Start of Source material

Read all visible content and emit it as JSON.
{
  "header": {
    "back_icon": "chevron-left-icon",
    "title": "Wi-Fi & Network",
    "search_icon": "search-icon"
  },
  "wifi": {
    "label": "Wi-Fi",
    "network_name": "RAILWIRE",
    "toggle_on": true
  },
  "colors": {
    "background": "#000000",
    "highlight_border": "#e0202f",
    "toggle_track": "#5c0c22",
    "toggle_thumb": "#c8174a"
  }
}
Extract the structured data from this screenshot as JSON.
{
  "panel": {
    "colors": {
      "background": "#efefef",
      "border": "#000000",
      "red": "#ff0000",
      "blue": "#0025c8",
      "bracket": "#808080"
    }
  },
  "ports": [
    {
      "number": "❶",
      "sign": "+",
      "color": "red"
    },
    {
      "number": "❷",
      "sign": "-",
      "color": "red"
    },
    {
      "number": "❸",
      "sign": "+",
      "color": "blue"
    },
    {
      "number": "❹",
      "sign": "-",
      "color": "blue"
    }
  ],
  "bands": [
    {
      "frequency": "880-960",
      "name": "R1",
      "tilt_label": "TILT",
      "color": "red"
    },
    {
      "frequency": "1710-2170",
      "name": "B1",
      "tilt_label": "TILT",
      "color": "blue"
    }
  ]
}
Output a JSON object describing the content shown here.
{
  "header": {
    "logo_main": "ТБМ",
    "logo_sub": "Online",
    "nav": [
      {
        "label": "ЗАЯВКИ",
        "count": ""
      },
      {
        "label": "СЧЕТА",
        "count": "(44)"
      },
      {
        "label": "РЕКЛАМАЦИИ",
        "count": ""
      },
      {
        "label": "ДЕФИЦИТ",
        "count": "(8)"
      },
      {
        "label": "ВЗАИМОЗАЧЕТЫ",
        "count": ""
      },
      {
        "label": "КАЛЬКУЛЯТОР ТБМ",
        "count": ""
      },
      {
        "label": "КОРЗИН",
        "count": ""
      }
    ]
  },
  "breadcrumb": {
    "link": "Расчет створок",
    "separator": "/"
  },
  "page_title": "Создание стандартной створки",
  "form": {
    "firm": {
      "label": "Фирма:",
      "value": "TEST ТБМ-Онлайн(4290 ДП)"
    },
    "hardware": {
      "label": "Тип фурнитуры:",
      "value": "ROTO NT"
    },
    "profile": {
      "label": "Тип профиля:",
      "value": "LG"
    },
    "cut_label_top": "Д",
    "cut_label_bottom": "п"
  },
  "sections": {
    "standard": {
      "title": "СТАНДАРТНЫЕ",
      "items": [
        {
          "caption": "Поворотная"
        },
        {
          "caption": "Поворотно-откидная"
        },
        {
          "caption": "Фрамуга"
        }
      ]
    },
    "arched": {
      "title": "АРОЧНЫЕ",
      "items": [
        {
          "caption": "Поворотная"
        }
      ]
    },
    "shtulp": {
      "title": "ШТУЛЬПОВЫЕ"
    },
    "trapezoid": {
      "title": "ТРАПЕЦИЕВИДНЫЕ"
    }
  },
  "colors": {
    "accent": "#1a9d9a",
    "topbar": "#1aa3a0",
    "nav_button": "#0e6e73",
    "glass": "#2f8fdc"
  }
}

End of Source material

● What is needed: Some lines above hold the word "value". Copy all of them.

● Answer box:
      "value": "TEST ТБМ-Онлайн(4290 ДП)"
      "value": "ROTO NT"
      "value": "LG"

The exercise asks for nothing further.